• _Information given_:
********************

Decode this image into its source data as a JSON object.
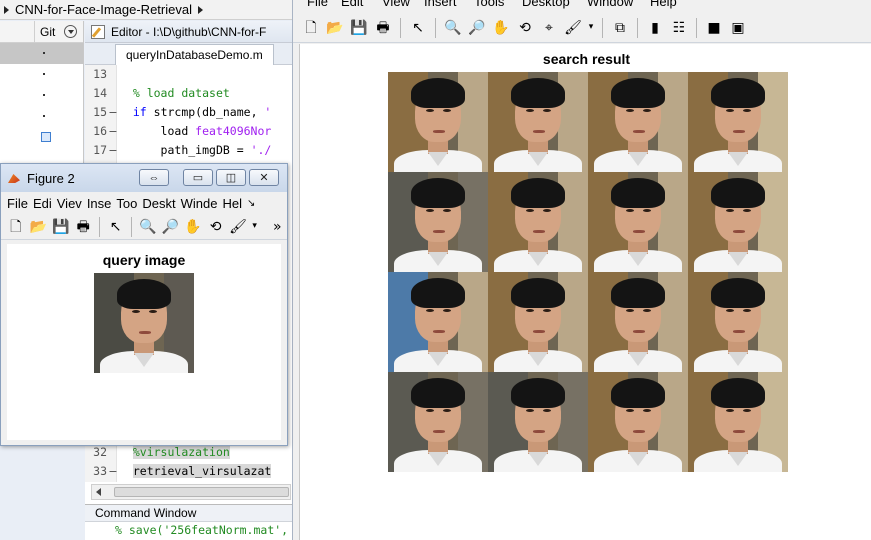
{
  "breadcrumb": {
    "project": "CNN-for-Face-Image-Retrieval"
  },
  "folder_panel": {
    "column_label": "Git"
  },
  "editor": {
    "title": "Editor - I:\\D\\github\\CNN-for-F",
    "tab": "queryInDatabaseDemo.m",
    "lines": [
      {
        "n": "13",
        "dash": "",
        "text": ""
      },
      {
        "n": "14",
        "dash": "",
        "text": "% load dataset"
      },
      {
        "n": "15",
        "dash": "–",
        "text": "if strcmp(db_name, '"
      },
      {
        "n": "16",
        "dash": "–",
        "text": "    load feat4096Nor"
      },
      {
        "n": "17",
        "dash": "–",
        "text": "    path_imgDB = './"
      },
      {
        "n": "32",
        "dash": "",
        "text": "%virsulazation"
      },
      {
        "n": "33",
        "dash": "–",
        "text": "retrieval_virsulazat"
      }
    ]
  },
  "command_window": {
    "title": "Command Window",
    "line": "% save('256featNorm.mat',"
  },
  "big_figure": {
    "menu": [
      "File",
      "Edit",
      "View",
      "Insert",
      "Tools",
      "Desktop",
      "Window",
      "Help"
    ],
    "axes_title": "search result",
    "results": [
      "face-1",
      "face-2",
      "face-3",
      "face-4",
      "face-5",
      "face-6",
      "face-7",
      "face-8",
      "face-9",
      "face-10",
      "face-11",
      "face-12",
      "face-13",
      "face-14",
      "face-15",
      "face-16"
    ]
  },
  "figure2": {
    "title": "Figure 2",
    "menu": [
      "File",
      "Edi",
      "Viev",
      "Inse",
      "Too",
      "Deskt",
      "Winde",
      "Hel"
    ],
    "axes_title": "query image"
  },
  "colors": {
    "comment": "#228b22",
    "keyword": "#0000ff",
    "string": "#a020f0",
    "window_title": "#c9d7ea"
  }
}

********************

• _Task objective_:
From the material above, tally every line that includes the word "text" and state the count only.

• _Solution_:
7